### [Input material]
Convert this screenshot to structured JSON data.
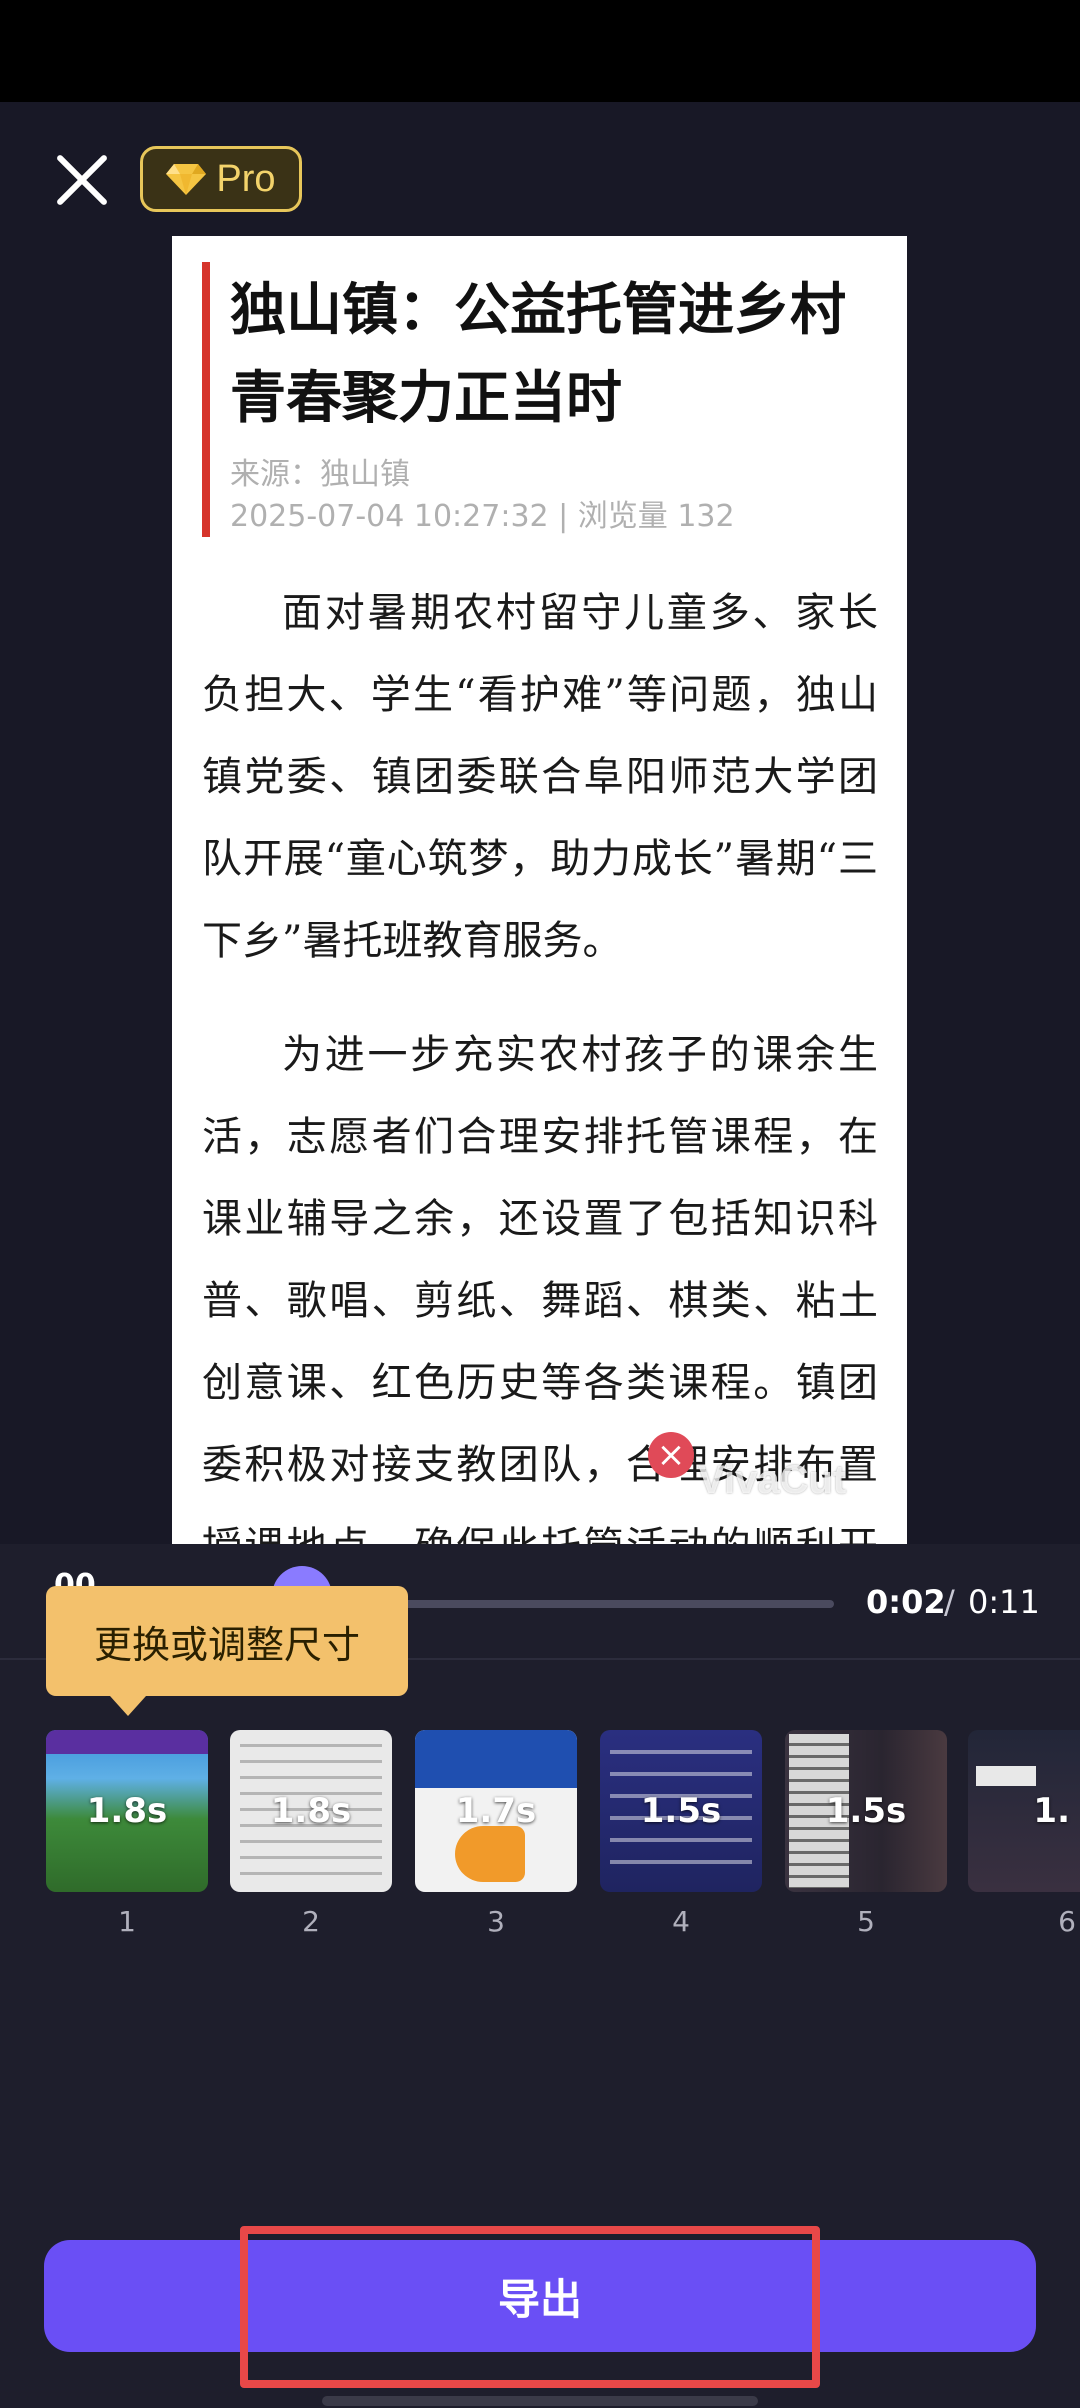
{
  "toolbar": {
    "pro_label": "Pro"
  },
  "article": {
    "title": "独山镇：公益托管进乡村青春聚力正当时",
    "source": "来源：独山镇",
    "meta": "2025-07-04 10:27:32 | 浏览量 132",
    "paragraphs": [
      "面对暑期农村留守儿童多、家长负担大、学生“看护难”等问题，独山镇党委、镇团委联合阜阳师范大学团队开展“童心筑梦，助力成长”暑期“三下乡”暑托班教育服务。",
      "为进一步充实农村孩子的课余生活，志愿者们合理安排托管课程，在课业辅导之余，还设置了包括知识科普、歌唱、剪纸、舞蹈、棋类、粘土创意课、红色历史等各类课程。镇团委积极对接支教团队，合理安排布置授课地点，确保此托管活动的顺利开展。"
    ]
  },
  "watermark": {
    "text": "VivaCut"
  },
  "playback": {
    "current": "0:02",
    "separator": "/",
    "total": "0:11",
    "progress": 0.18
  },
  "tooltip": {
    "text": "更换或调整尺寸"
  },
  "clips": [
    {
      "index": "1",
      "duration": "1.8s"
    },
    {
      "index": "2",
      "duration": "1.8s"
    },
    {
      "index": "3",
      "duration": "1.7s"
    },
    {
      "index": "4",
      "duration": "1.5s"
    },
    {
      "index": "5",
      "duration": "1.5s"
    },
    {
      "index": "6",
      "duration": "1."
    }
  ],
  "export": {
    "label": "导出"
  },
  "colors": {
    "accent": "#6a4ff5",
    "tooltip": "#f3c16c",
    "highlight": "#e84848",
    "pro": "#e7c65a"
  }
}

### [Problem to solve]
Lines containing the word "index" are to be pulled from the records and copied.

### [Solved exercise]
      "index": "1",
      "index": "2",
      "index": "3",
      "index": "4",
      "index": "5",
      "index": "6",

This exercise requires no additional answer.